In 2016, the Supreme Court overturned 79 percent of the cases it picked to hear, including both cases from the 3rd Circuit. So even getting the case picked up by the court marked a turn in fortunes for New Jersey.
The court is expected to rule by the late spring or early summer. The scope of the decision could determine whether other states could immediately follow New Jersey's lead. Mississippi and Connecticut are two that have taken legislative steps to do so.
The oral argument pits two heavyweight attorneys against each other. The leagues have hired Paul Clement, who has argued more than 80 cases in front of the Supreme Court and successfully represented the NFL against Tom Brady. New Jersey is led by Ted Olson, who famously won the Bush v. Gore case in the Supreme Court to settle the 2000 presidential election.
"It's like Ali vs. Frazier," Wallach said. "People will be lining up the night before to get in to see it."
William Hill, the British bookmaker that also operates in Nevada, is so convinced New Jersey will eventually win that it spent $1 million on a sportsbook facility at Monmouth Park, a short drive from New York City. It's idling as a restaurant at the moment but could be in position to come online quickly. If the court rules in New Jersey's favor, fans could be making bets on the NBA playoffs there next spring.
Last month, MGM International announced it was building a $7 million sportsbook facility at the Borgata Casino in Atlantic City ahead of a potential favorable ruling.
"I've got it at a 4-to-1 favorite the court overturns PASPA," said Jimmy Vaccaro, who is the director of sports marketing at South Point Casino in Las Vegas and has been a bookmaker for the past 40 years. "There's a decent chance we're going to have expanded sports betting by the 2018 football season."
All these ventures come with the belief that sports betting will eventually be supported by the White House.

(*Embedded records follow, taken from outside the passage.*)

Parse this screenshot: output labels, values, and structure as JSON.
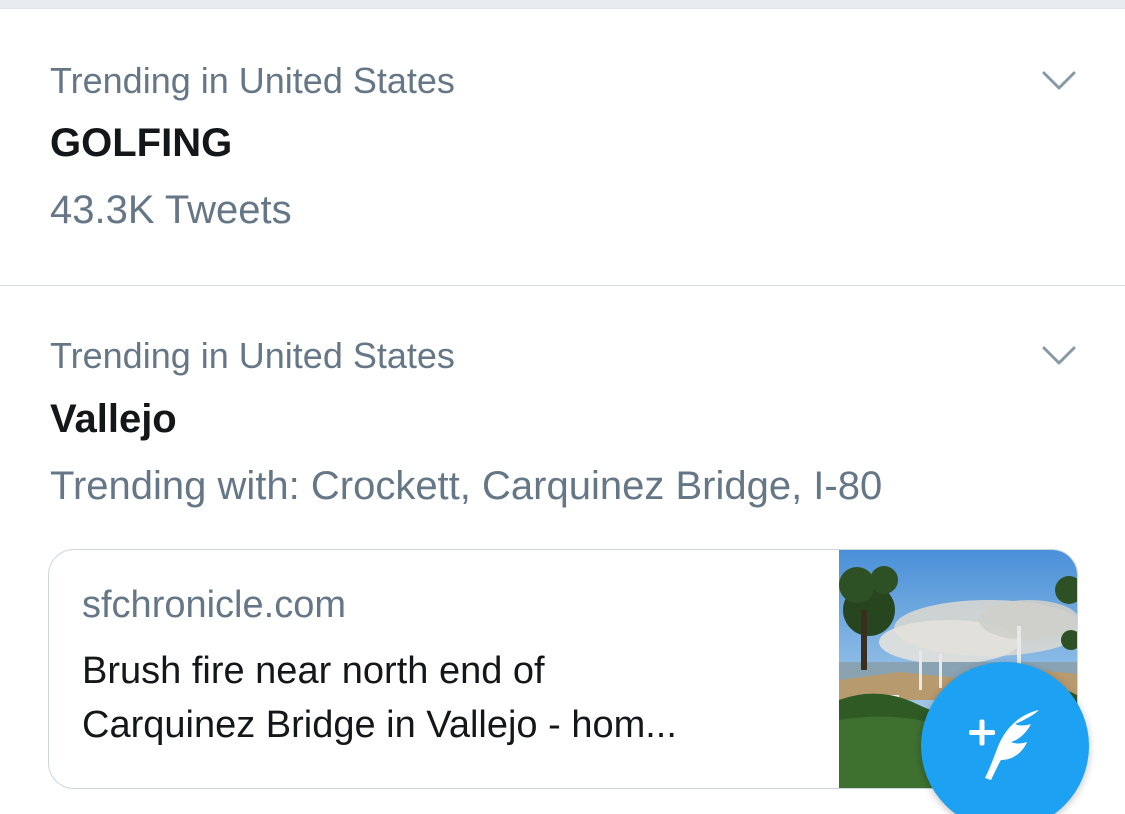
{
  "trends": [
    {
      "context": "Trending in United States",
      "title": "GOLFING",
      "meta": "43.3K Tweets"
    },
    {
      "context": "Trending in United States",
      "title": "Vallejo",
      "meta": "Trending with: Crockett, Carquinez Bridge, I-80",
      "card": {
        "domain": "sfchronicle.com",
        "headline_line1": "Brush fire near north end of",
        "headline_line2": "Carquinez Bridge in Vallejo - hom..."
      }
    }
  ],
  "icons": {
    "chevron": "chevron-down-icon",
    "compose": "compose-tweet-icon"
  },
  "colors": {
    "accent": "#1da1f2",
    "primary_text": "#14171a",
    "secondary_text": "#657786",
    "divider": "#d6dbdf"
  }
}
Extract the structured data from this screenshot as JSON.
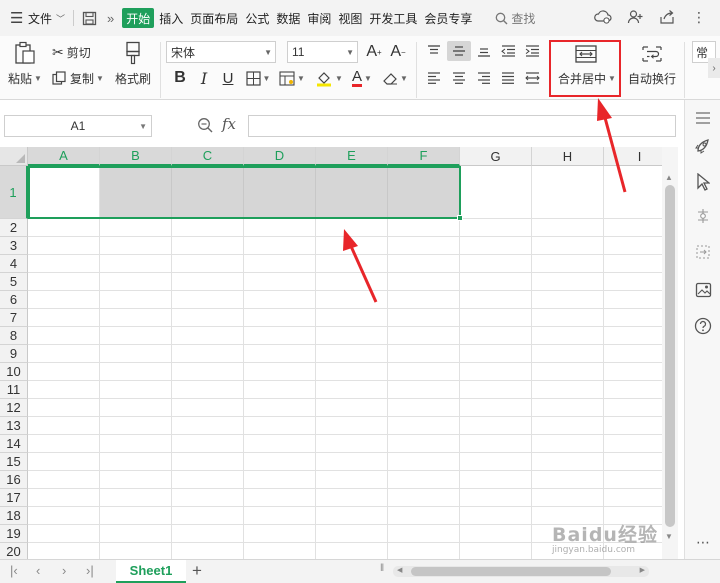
{
  "menubar": {
    "file_label": "文件",
    "tabs": [
      "开始",
      "插入",
      "页面布局",
      "公式",
      "数据",
      "审阅",
      "视图",
      "开发工具",
      "会员专享"
    ],
    "active_tab": "开始",
    "search_label": "查找"
  },
  "ribbon": {
    "paste_label": "粘贴",
    "cut_label": "剪切",
    "copy_label": "复制",
    "format_painter_label": "格式刷",
    "font_name": "宋体",
    "font_size": "11",
    "bold": "B",
    "italic": "I",
    "underline": "U",
    "font_color_glyph": "A",
    "merge_center_label": "合并居中",
    "wrap_text_label": "自动换行",
    "normal_style_label": "常"
  },
  "formula_bar": {
    "cell_ref": "A1",
    "fx_label": "fx",
    "formula_value": ""
  },
  "grid": {
    "columns": [
      "A",
      "B",
      "C",
      "D",
      "E",
      "F",
      "G",
      "H",
      "I"
    ],
    "rows": [
      "1",
      "2",
      "3",
      "4",
      "5",
      "6",
      "7",
      "8",
      "9",
      "10",
      "11",
      "12",
      "13",
      "14",
      "15",
      "16",
      "17",
      "18",
      "19",
      "20"
    ],
    "selected_range": "A1:F1"
  },
  "sheets": {
    "tabs": [
      "Sheet1"
    ],
    "active": "Sheet1"
  },
  "watermark": {
    "text": "Baidu经验",
    "sub": "jingyan.baidu.com"
  },
  "colors": {
    "accent": "#1e9f5b",
    "highlight_box": "#e8262a",
    "arrow": "#e8262a",
    "selection_fill": "#d6d6d6"
  }
}
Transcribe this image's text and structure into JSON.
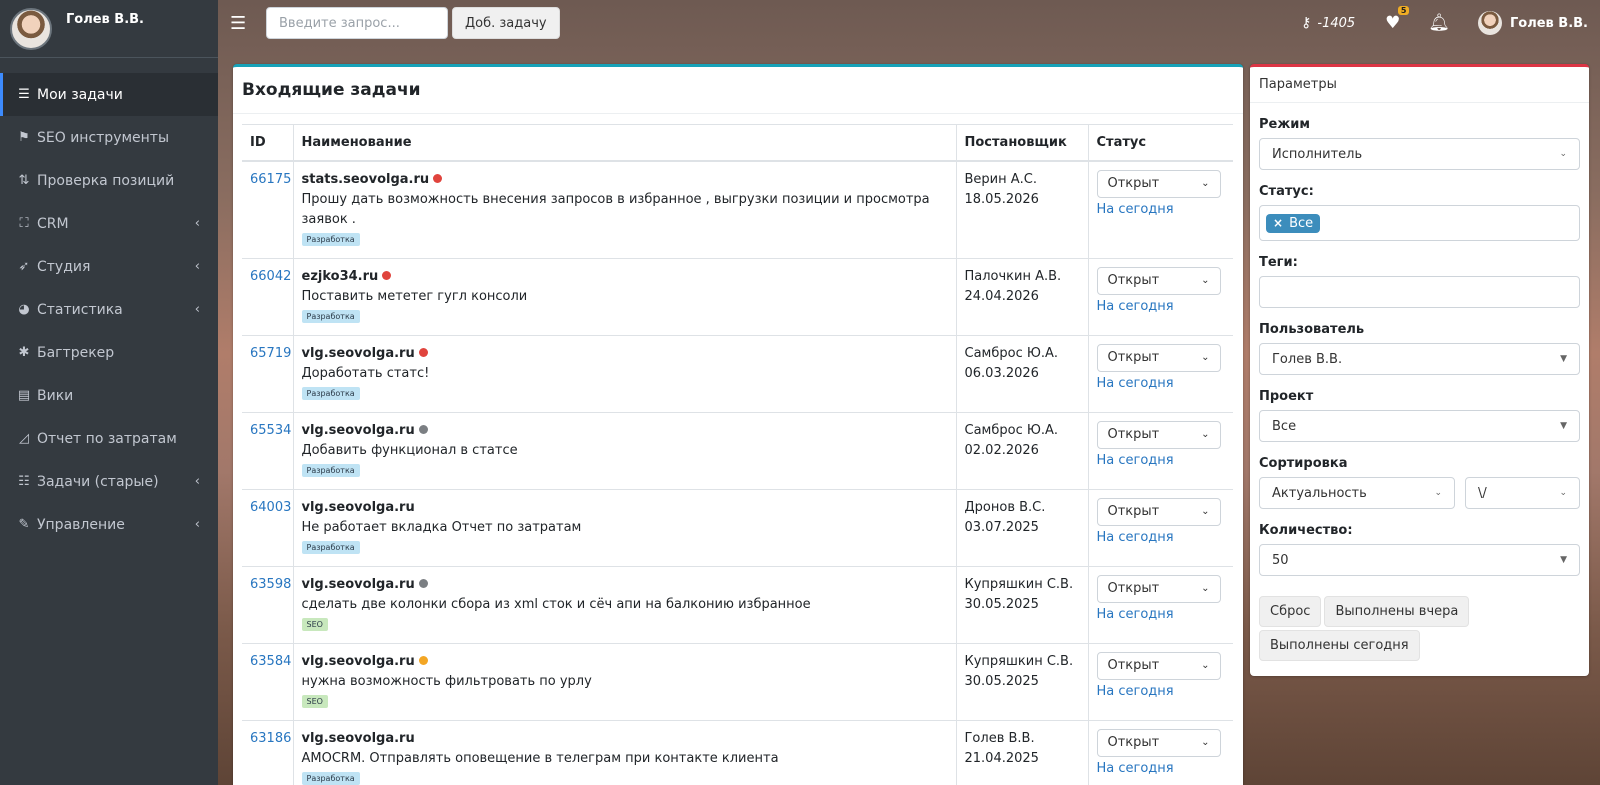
{
  "sidebar": {
    "user_name": "Голев В.В.",
    "items": [
      {
        "label": "Мои задачи",
        "icon": "list-icon",
        "glyph": "☰",
        "active": true,
        "chevron": false
      },
      {
        "label": "SEO инструменты",
        "icon": "tag-icon",
        "glyph": "⚑",
        "active": false,
        "chevron": false
      },
      {
        "label": "Проверка позиций",
        "icon": "sort-icon",
        "glyph": "⇅",
        "active": false,
        "chevron": false
      },
      {
        "label": "CRM",
        "icon": "sitemap-icon",
        "glyph": "⛶",
        "active": false,
        "chevron": true
      },
      {
        "label": "Студия",
        "icon": "rocket-icon",
        "glyph": "➶",
        "active": false,
        "chevron": true
      },
      {
        "label": "Статистика",
        "icon": "pie-chart-icon",
        "glyph": "◕",
        "active": false,
        "chevron": true
      },
      {
        "label": "Багтрекер",
        "icon": "bug-icon",
        "glyph": "✱",
        "active": false,
        "chevron": false
      },
      {
        "label": "Вики",
        "icon": "book-icon",
        "glyph": "▤",
        "active": false,
        "chevron": false
      },
      {
        "label": "Отчет по затратам",
        "icon": "area-chart-icon",
        "glyph": "◿",
        "active": false,
        "chevron": false
      },
      {
        "label": "Задачи (старые)",
        "icon": "tasks-icon",
        "glyph": "☷",
        "active": false,
        "chevron": true
      },
      {
        "label": "Управление",
        "icon": "wrench-icon",
        "glyph": "✎",
        "active": false,
        "chevron": true
      }
    ]
  },
  "topbar": {
    "search_placeholder": "Введите запрос...",
    "add_task_label": "Доб. задачу",
    "balance": "-1405",
    "heartbeat_badge": "5",
    "user_name": "Голев В.В."
  },
  "main": {
    "title": "Входящие задачи",
    "columns": {
      "id": "ID",
      "name": "Наименование",
      "author": "Постановщик",
      "status": "Статус"
    },
    "status_option": "Открыт",
    "today_link": "На сегодня",
    "rows": [
      {
        "id": "66175",
        "domain": "stats.seovolga.ru",
        "dot": "red",
        "text": "Прошу дать возможность внесения запросов в избранное , выгрузки позиции и просмотра заявок .",
        "tag": "Разработка",
        "tag_type": "dev",
        "author": "Верин А.С.",
        "date": "18.05.2026"
      },
      {
        "id": "66042",
        "domain": "ezjko34.ru",
        "dot": "red",
        "text": "Поставить мететег гугл консоли",
        "tag": "Разработка",
        "tag_type": "dev",
        "author": "Палочкин А.В.",
        "date": "24.04.2026"
      },
      {
        "id": "65719",
        "domain": "vlg.seovolga.ru",
        "dot": "red",
        "text": "Доработать статс!",
        "tag": "Разработка",
        "tag_type": "dev",
        "author": "Самброс Ю.А.",
        "date": "06.03.2026"
      },
      {
        "id": "65534",
        "domain": "vlg.seovolga.ru",
        "dot": "gray",
        "text": "Добавить функционал в статсе",
        "tag": "Разработка",
        "tag_type": "dev",
        "author": "Самброс Ю.А.",
        "date": "02.02.2026"
      },
      {
        "id": "64003",
        "domain": "vlg.seovolga.ru",
        "dot": "",
        "text": "Не работает вкладка Отчет по затратам",
        "tag": "Разработка",
        "tag_type": "dev",
        "author": "Дронов В.С.",
        "date": "03.07.2025"
      },
      {
        "id": "63598",
        "domain": "vlg.seovolga.ru",
        "dot": "gray",
        "text": "сделать две колонки сбора из xml сток и сёч апи на балконию избранное",
        "tag": "SEO",
        "tag_type": "seo",
        "author": "Купряшкин С.В.",
        "date": "30.05.2025"
      },
      {
        "id": "63584",
        "domain": "vlg.seovolga.ru",
        "dot": "orange",
        "text": "нужна возможность фильтровать по урлу",
        "tag": "SEO",
        "tag_type": "seo",
        "author": "Купряшкин С.В.",
        "date": "30.05.2025"
      },
      {
        "id": "63186",
        "domain": "vlg.seovolga.ru",
        "dot": "",
        "text": "AMOCRM. Отправлять оповещение в телеграм при контакте клиента",
        "tag": "Разработка",
        "tag_type": "dev",
        "author": "Голев В.В.",
        "date": "21.04.2025"
      }
    ]
  },
  "params": {
    "title": "Параметры",
    "mode_label": "Режим",
    "mode_value": "Исполнитель",
    "status_label": "Статус:",
    "status_chip": "Все",
    "tags_label": "Теги:",
    "user_label": "Пользователь",
    "user_value": "Голев В.В.",
    "project_label": "Проект",
    "project_value": "Все",
    "sort_label": "Сортировка",
    "sort_value": "Актуальность",
    "sort_dir": "\\/",
    "count_label": "Количество:",
    "count_value": "50",
    "reset_label": "Сброс",
    "yesterday_label": "Выполнены вчера",
    "today_label": "Выполнены сегодня"
  },
  "colors": {
    "accent": "#17a2b8",
    "params_accent": "#dc3545",
    "link": "#2876c0",
    "chip": "#3c8dbc",
    "sidebar": "#343a40"
  }
}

President Donald Trump is a former casino owner in New Jersey, but his administration is against New Jersey in the upcoming case. Trump's solicitor general, Noel Francisco, has been granted 10 minutes of oral argument time to present the government's position in front of the Supreme Court.
Trump has said he wants to talk to the commissioners of the sports leagues before endorsing a change to the laws.
"We wouldn't do it lightly, I can tell you," Trump said earlier this year. "It will be studied very carefully. But I would want to have a lot of input from a lot of different people."
One of those people might be Christie, who famously campaigned with Trump last year. The governor said he hasn't spoken to the president on the matter, but if this case goes the way he believes, he won't need assistance from Trump to make a bet next fall.
"I would love to go to Monmouth Park and be able to place an early bet on the Dallas Cowboys," said Christie, a friend of Cowboys owner Jerry Jones. "If the betting line was favorable."